"We have a great elite level team but our development team is below other countries,'' U.S. women's coach Terry Steiner said. "Women's wrestling is still not accepted in the high school systems here, while Canada has it in most high schools and 19 colleges. It's generally more accepted than it is here in the U.S. That's where our efforts have to pick up at the grass roots.
"It's a matter of changing attitudes. It's a sport that not only is not accepted in general, it's something that's not even accepted or respected in its own sport. Doing well in the Olympics can be a great catalyst for our sport.''
Like all women wrestlers, O'Donnell, who wrestles in the 65-kilo/121-pound class, knows that only too well. When she first wanted to wrestle in eighth grade ("I wasn't so good at volleyball"), she had to petition the school board for permission. And even then, the board only granted her the right to participate in workouts, not actual tournaments.
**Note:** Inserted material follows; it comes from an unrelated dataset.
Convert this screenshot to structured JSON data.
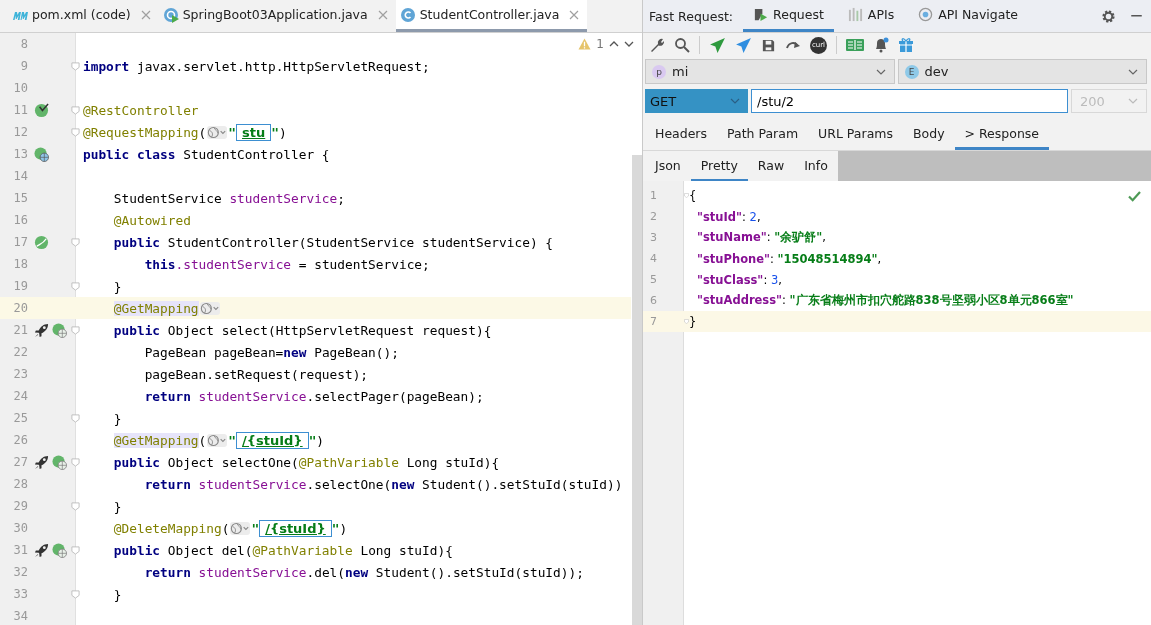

"People would ask why I would go to all that trouble and work if I couldn't wrestle in a tournament," O'Donnell said. "And I would say, I just like wrestling.''
O'Donnell's teammate, Patricia Miranda, can appreciate that. She wrestled at Stanford even though the school doesn't have a women's program, wrestling instead on the men's team (she was 1-7 in college-only matches -- her only victory was by forfeit). Then again, it's not like she had a lot of alternatives, though. Only six colleges offer women's wrestling.
Steiner says that many coaches resent women's wrestling out of fear that it will cut funding for the men's programs at the collegiate level, where the sport is already challenged enough.
"Some dislike it from that point. And some think that a women's place isn't on the wrestling mat,'' he said. "Some people ask, 'Why women's wrestling?' I turn it around and ask, 'Why not?' Everyone who's in coaching believes in the sport of wrestling. It gives us experiences, life skills and lessons they can take on to rest of their lives. If we believe in that, why do we want to limit the sport to half the population?
"I ask them, 'Do you have a daughter? What if she wants to follow in your footsteps? Would you want her to go through the same ridicule and harassment these women have?'"
Indeed. Wrestling is a grueling sport, demanding strength, discipline and training rarely matched by other sports. The women not only had to endure all that but also they had to put up with narrow-minded people saying they shouldn't even be on the mat. Compared to that, the Olympics are just another challenge to be conquered.
"It almost makes the women wrestle that much harder and push that much harder,'' O'Donnell said. "And not just because of them, for yourself. You never want to use that excuse, 'I'm a girl, I'm weaker.'
"The girls who take it seriously win their respect.''
And if they perform well in Athens, they could win even more.
"Hopefully, more people will see it and see that women can wrestle, too,'' O'Connell said. "It will give other people the opportunity to wrestle and find that is a good sport for them.''
Jim Caple is a senior writer at ESPN.com.